═══ Material provided ═══

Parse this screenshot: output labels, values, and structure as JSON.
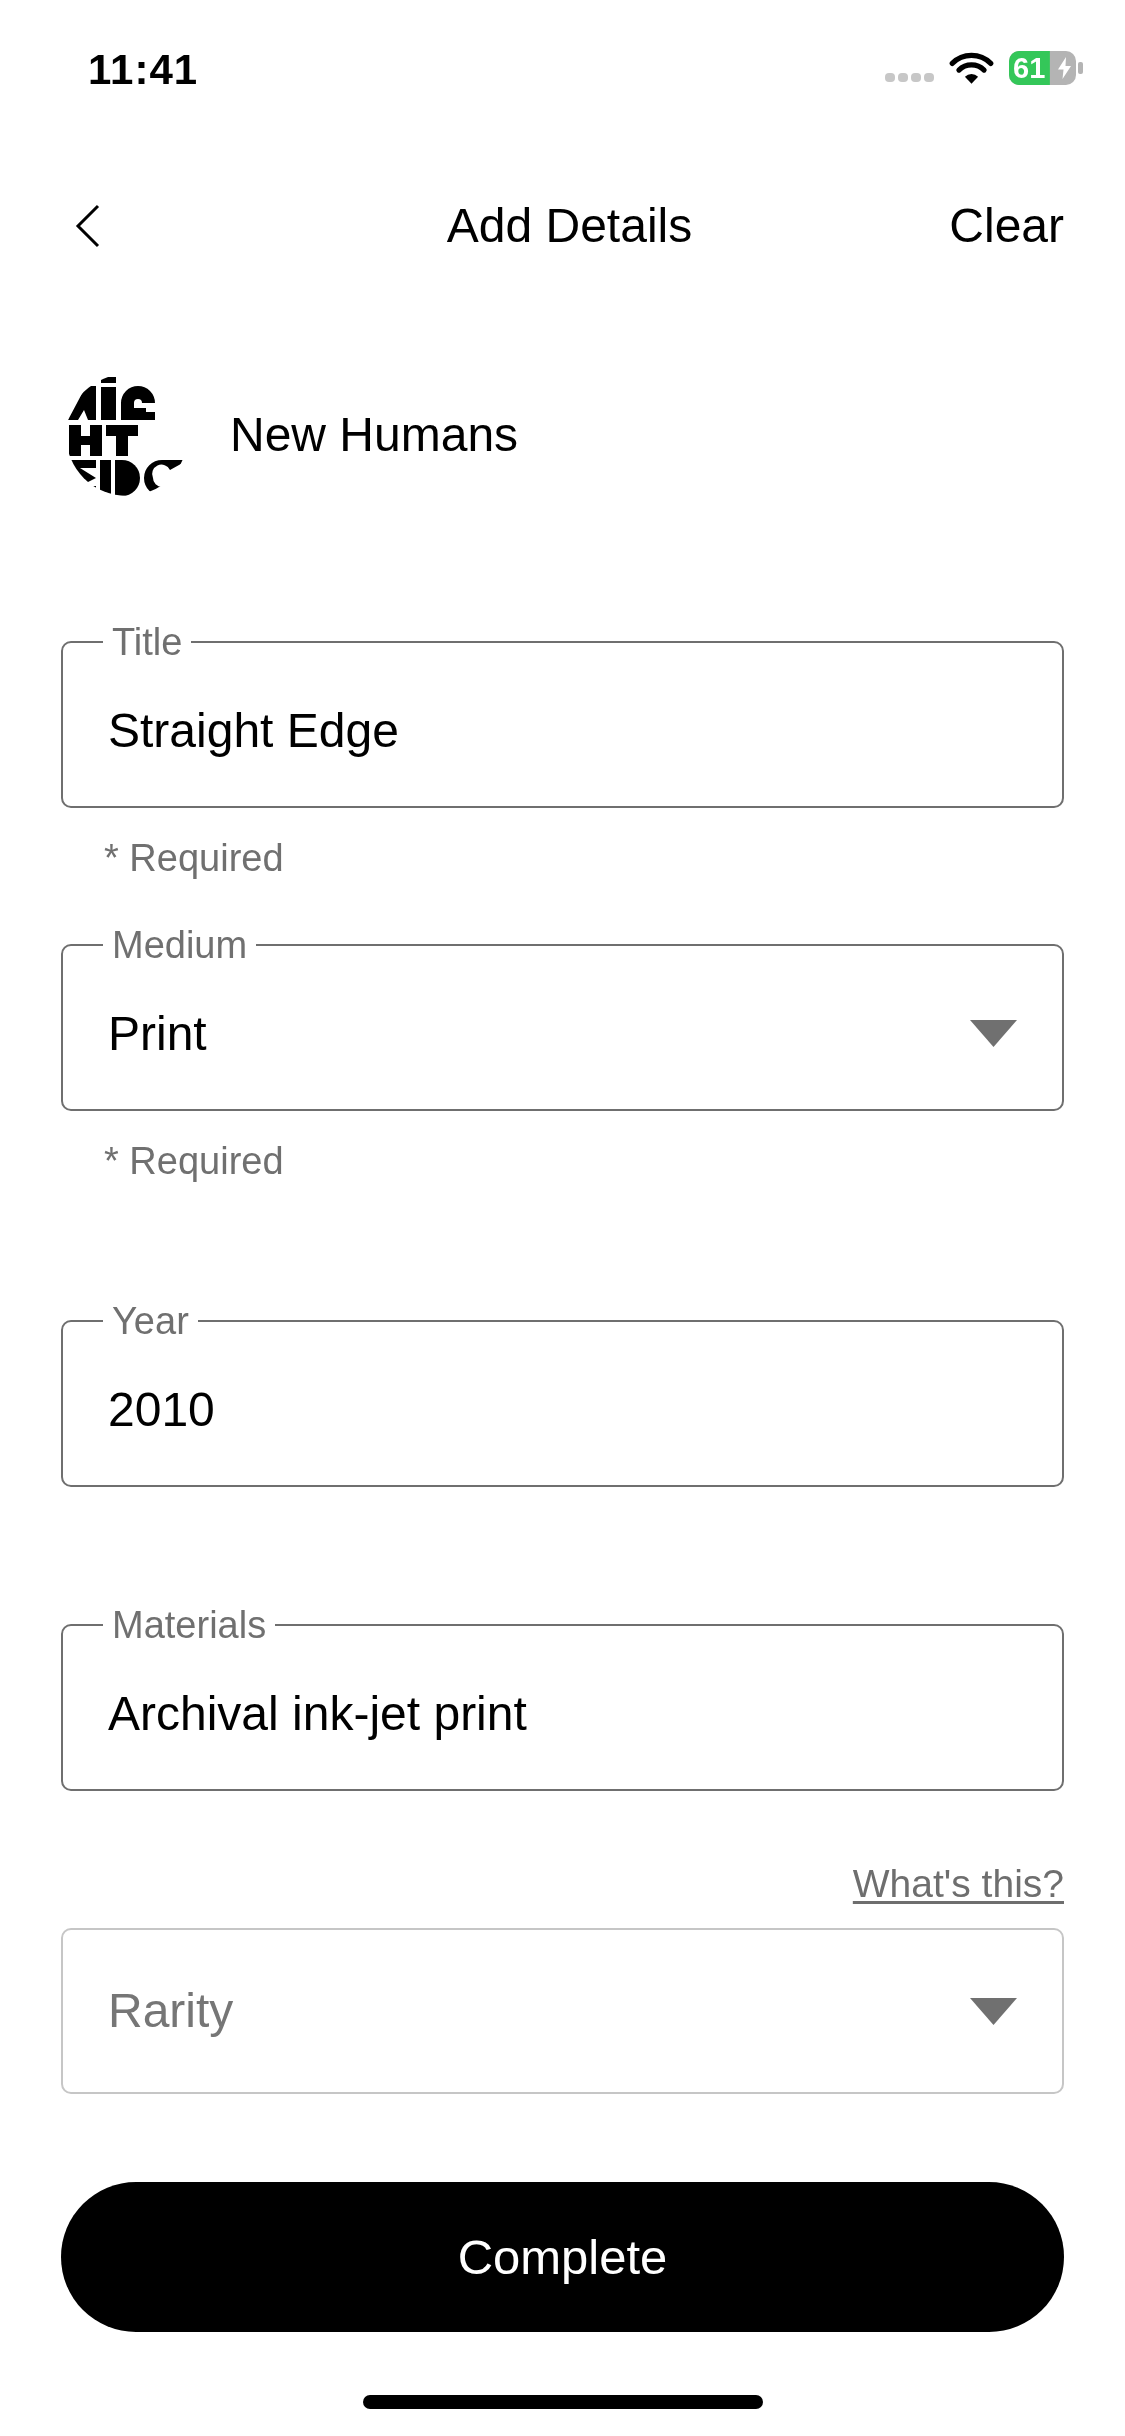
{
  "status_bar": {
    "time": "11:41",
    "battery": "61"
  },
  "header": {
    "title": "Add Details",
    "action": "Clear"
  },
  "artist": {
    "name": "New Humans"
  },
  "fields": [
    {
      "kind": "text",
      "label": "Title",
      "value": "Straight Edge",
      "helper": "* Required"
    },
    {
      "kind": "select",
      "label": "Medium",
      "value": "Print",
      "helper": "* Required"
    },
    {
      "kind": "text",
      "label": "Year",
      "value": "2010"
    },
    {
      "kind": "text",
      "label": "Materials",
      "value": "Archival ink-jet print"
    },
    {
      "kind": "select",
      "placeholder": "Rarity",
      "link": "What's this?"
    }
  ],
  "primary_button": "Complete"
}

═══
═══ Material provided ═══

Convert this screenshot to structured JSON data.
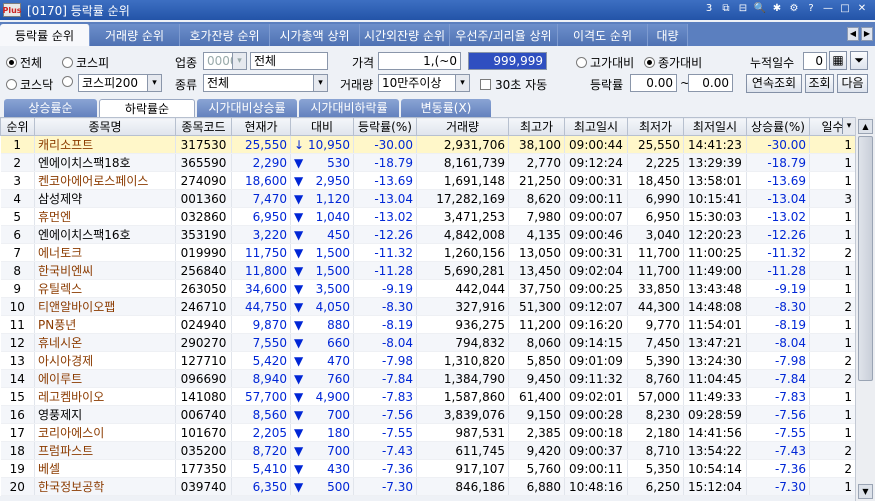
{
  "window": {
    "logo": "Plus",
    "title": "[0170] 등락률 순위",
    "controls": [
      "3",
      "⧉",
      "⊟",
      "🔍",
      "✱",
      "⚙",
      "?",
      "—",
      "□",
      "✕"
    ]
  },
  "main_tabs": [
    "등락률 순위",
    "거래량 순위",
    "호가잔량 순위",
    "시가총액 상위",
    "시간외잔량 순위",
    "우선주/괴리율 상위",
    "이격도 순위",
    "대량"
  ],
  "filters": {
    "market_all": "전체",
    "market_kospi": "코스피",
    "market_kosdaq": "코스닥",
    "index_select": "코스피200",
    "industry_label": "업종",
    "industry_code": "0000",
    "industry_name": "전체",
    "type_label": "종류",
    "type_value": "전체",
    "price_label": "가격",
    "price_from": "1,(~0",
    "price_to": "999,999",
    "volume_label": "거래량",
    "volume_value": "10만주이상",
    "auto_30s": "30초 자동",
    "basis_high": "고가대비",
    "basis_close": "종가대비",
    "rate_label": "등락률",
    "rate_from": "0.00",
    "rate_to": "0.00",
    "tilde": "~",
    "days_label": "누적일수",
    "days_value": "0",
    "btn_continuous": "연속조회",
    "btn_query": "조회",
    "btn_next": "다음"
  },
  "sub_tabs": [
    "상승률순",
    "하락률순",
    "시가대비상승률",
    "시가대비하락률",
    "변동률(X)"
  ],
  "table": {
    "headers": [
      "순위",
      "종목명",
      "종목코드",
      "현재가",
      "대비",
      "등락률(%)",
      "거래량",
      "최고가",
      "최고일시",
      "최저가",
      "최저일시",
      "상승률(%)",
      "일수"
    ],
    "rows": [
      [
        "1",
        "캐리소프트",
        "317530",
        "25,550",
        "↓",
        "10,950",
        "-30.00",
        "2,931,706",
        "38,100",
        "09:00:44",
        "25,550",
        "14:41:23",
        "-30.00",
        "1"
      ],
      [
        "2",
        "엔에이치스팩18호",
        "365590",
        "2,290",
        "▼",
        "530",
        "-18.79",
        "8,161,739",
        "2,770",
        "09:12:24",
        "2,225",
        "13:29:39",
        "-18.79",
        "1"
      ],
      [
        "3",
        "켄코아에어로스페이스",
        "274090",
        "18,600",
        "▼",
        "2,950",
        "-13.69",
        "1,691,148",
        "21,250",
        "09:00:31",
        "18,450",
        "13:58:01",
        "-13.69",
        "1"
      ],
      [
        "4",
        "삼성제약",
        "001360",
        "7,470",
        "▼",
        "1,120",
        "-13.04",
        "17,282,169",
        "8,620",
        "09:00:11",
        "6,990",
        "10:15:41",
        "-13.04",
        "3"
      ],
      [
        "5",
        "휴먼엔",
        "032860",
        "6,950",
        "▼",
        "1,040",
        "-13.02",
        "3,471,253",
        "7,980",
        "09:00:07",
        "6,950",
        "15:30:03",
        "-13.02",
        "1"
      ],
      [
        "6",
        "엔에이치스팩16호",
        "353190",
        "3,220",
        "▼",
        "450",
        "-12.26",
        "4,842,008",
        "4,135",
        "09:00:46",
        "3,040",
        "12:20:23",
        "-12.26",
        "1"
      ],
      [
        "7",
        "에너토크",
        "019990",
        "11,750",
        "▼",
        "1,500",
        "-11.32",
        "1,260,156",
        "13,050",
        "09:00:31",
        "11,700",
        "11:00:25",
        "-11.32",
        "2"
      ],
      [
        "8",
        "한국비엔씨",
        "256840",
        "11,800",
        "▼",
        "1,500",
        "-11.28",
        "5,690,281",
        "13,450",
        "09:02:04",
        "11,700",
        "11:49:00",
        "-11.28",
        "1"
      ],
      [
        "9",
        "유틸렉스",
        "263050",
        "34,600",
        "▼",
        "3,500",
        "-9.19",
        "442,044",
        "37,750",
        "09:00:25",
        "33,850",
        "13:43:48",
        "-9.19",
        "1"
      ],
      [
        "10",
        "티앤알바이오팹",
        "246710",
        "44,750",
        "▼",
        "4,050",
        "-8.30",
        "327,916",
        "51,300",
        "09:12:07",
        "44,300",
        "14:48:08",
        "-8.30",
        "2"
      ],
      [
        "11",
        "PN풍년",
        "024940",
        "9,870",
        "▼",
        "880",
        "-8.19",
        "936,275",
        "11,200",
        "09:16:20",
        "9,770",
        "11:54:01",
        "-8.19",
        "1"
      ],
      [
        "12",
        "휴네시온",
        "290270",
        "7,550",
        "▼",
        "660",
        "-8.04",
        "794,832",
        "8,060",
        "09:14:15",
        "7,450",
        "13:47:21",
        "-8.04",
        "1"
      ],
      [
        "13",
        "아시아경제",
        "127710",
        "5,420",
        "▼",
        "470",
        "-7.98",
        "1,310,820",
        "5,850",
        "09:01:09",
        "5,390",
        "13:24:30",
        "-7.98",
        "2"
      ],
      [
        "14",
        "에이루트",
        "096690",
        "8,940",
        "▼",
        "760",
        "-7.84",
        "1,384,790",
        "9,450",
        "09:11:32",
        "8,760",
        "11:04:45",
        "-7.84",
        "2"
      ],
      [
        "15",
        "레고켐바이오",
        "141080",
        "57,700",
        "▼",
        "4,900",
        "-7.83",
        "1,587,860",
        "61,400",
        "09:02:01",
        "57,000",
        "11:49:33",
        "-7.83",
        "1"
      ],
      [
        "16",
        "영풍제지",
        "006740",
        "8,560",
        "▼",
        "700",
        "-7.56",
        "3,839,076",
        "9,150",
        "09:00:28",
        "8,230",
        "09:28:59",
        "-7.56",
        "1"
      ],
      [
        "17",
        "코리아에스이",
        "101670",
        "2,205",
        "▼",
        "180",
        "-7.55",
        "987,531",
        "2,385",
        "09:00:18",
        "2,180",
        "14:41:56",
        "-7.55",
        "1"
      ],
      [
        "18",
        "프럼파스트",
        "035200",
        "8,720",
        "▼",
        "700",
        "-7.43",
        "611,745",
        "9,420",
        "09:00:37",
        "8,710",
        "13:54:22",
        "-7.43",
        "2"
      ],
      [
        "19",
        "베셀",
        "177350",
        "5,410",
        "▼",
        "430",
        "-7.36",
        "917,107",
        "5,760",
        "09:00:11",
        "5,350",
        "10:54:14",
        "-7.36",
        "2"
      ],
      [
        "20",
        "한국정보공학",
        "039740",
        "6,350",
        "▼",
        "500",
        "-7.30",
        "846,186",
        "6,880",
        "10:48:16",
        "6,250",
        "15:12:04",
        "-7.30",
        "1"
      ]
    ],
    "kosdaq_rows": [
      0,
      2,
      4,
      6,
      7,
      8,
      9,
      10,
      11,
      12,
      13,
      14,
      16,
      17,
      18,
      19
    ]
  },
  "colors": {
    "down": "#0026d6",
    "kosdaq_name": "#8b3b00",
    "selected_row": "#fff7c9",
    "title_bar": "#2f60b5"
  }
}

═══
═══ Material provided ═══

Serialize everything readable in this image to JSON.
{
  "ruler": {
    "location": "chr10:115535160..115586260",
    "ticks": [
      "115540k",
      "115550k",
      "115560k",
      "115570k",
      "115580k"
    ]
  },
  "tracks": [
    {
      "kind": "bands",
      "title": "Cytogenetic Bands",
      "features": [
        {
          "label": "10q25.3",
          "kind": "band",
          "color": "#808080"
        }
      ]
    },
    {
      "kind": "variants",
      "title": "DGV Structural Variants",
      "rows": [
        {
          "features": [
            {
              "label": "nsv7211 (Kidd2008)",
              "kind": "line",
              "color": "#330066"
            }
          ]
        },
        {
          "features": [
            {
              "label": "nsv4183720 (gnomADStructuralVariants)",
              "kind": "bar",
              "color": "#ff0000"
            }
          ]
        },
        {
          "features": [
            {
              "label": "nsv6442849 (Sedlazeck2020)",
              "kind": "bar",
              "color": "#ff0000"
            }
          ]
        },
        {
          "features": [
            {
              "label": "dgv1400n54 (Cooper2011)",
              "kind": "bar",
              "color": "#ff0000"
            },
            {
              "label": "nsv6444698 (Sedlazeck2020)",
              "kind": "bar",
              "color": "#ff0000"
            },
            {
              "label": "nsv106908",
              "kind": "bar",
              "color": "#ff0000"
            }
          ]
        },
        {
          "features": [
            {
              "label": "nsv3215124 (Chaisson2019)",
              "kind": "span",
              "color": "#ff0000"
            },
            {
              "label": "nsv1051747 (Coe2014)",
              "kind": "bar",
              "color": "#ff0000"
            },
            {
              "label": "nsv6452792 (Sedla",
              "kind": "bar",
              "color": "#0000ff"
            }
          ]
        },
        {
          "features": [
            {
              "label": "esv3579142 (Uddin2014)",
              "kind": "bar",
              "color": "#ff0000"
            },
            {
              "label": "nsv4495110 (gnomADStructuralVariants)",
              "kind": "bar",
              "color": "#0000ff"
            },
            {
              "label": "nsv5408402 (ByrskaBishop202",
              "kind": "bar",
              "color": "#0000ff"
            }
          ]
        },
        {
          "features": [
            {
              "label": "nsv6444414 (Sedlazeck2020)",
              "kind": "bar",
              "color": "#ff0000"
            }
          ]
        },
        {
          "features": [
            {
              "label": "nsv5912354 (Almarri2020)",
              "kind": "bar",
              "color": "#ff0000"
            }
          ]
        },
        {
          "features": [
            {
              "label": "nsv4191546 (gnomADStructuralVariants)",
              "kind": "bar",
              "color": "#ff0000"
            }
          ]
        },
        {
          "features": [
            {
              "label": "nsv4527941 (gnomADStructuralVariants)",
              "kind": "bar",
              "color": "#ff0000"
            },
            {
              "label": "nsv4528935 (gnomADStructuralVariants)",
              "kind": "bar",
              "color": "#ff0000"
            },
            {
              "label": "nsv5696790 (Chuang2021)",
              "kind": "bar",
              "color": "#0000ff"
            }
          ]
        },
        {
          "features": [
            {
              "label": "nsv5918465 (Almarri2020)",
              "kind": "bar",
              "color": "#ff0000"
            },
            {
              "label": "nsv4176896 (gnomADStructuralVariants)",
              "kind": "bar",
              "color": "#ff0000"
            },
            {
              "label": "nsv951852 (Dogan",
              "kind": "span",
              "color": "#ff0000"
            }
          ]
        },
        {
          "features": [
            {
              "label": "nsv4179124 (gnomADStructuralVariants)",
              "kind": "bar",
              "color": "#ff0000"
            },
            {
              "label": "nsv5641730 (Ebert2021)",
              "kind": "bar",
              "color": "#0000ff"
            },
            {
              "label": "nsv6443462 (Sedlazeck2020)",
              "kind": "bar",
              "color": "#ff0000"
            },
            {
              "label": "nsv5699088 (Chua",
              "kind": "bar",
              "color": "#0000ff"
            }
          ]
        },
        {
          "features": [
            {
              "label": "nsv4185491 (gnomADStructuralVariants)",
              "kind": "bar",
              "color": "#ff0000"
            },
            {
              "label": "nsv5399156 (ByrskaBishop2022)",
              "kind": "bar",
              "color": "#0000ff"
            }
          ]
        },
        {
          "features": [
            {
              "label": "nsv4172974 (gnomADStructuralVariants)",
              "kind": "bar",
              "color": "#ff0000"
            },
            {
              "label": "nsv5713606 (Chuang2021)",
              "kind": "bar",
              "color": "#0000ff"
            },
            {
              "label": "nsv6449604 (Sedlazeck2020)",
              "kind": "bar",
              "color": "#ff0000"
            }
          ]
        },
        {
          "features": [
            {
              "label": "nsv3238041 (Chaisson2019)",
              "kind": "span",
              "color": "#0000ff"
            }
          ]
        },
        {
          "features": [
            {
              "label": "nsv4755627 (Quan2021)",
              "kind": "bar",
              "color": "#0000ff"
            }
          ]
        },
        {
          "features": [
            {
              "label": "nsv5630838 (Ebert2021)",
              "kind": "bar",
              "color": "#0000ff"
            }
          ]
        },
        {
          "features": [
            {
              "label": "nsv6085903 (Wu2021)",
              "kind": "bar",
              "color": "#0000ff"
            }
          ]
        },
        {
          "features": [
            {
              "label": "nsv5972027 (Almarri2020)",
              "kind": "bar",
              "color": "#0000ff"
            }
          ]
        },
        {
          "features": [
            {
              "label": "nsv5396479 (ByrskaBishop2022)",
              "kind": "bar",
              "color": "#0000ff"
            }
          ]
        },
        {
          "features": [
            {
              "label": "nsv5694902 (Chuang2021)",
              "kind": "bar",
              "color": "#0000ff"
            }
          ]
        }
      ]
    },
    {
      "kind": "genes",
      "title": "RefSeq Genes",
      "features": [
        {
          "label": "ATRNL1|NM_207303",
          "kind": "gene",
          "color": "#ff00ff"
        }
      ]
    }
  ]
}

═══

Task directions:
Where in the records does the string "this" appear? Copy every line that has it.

Answer below:
Parse this screenshot: output labels, values, and structure as JSON.
      "link": "What's this?"
Convert this screenshot to structured JSON data.
Serialize everything readable in this image to JSON.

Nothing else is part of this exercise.